━━━ Dataset extract ━━━

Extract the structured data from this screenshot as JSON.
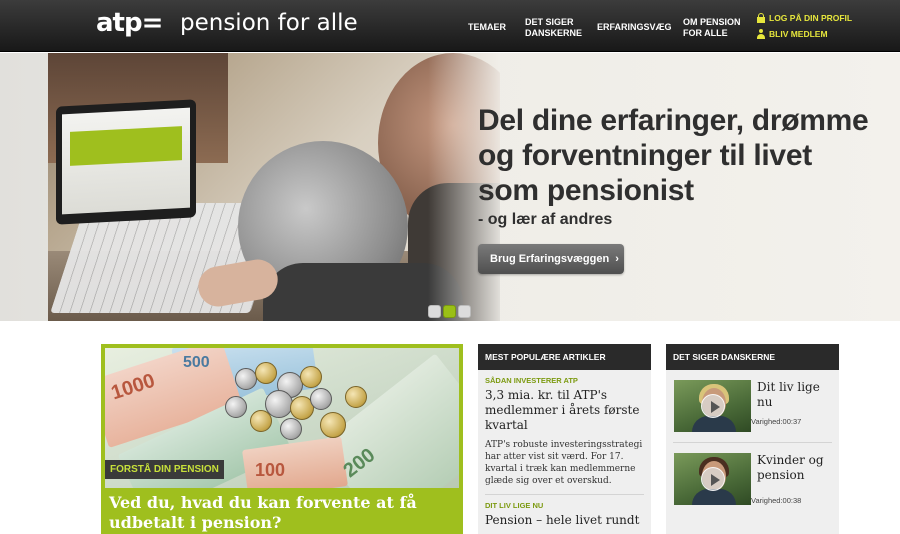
{
  "header": {
    "logo": "atp=",
    "tagline": "pension for alle",
    "nav": [
      {
        "label": "TEMAER"
      },
      {
        "label": "DET SIGER DANSKERNE"
      },
      {
        "label": "ERFARINGSVÆG"
      },
      {
        "label": "OM PENSION FOR ALLE"
      }
    ],
    "utility": {
      "login": "LOG PÅ DIN PROFIL",
      "login_icon": "lock-icon",
      "join": "BLIV MEDLEM",
      "join_icon": "person-icon"
    }
  },
  "hero": {
    "title": "Del dine erfaringer, drømme og forventninger til livet som pensionist",
    "subtitle": "- og lær af andres",
    "button_label": "Brug Erfaringsvæggen",
    "button_arrow": "›",
    "slides": 3,
    "active_slide": 2
  },
  "feature": {
    "tag": "FORSTÅ DIN PENSION",
    "title": "Ved du, hvad du kan forvente at få udbetalt i pension?",
    "note_labels": [
      "1000",
      "500",
      "200",
      "100"
    ]
  },
  "popular": {
    "heading": "MEST POPULÆRE ARTIKLER",
    "articles": [
      {
        "kicker": "SÅDAN INVESTERER ATP",
        "title": "3,3 mia. kr. til ATP's medlemmer i årets første kvartal",
        "teaser": "ATP's robuste investeringsstrategi har atter vist sit værd. For 17. kvartal i træk kan medlemmerne glæde sig over et overskud."
      },
      {
        "kicker": "DIT LIV LIGE NU",
        "title": "Pension – hele livet rundt"
      }
    ]
  },
  "videos": {
    "heading": "DET SIGER DANSKERNE",
    "items": [
      {
        "title": "Dit liv lige nu",
        "duration": "Varighed:00:37"
      },
      {
        "title": "Kvinder og pension",
        "duration": "Varighed:00:38"
      }
    ]
  },
  "colors": {
    "accent_green": "#9fbf1e",
    "header_dark": "#2a2a2a",
    "utility_yellow": "#e6e63c"
  }
}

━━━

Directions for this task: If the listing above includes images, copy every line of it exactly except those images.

Task output:
Extract the structured data from this screenshot as JSON.
{
  "header": {
    "logo": "atp=",
    "tagline": "pension for alle",
    "nav": [
      {
        "label": "TEMAER"
      },
      {
        "label": "DET SIGER DANSKERNE"
      },
      {
        "label": "ERFARINGSVÆG"
      },
      {
        "label": "OM PENSION FOR ALLE"
      }
    ],
    "utility": {
      "login": "LOG PÅ DIN PROFIL",
      "login_icon": "lock-icon",
      "join": "BLIV MEDLEM",
      "join_icon": "person-icon"
    }
  },
  "hero": {
    "title": "Del dine erfaringer, drømme og forventninger til livet som pensionist",
    "subtitle": "- og lær af andres",
    "button_label": "Brug Erfaringsvæggen",
    "button_arrow": "›",
    "slides": 3,
    "active_slide": 2
  },
  "feature": {
    "tag": "FORSTÅ DIN PENSION",
    "title": "Ved du, hvad du kan forvente at få udbetalt i pension?",
    "note_labels": [
      "1000",
      "500",
      "200",
      "100"
    ]
  },
  "popular": {
    "heading": "MEST POPULÆRE ARTIKLER",
    "articles": [
      {
        "kicker": "SÅDAN INVESTERER ATP",
        "title": "3,3 mia. kr. til ATP's medlemmer i årets første kvartal",
        "teaser": "ATP's robuste investeringsstrategi har atter vist sit værd. For 17. kvartal i træk kan medlemmerne glæde sig over et overskud."
      },
      {
        "kicker": "DIT LIV LIGE NU",
        "title": "Pension – hele livet rundt"
      }
    ]
  },
  "videos": {
    "heading": "DET SIGER DANSKERNE",
    "items": [
      {
        "title": "Dit liv lige nu",
        "duration": "Varighed:00:37"
      },
      {
        "title": "Kvinder og pension",
        "duration": "Varighed:00:38"
      }
    ]
  },
  "colors": {
    "accent_green": "#9fbf1e",
    "header_dark": "#2a2a2a",
    "utility_yellow": "#e6e63c"
  }
}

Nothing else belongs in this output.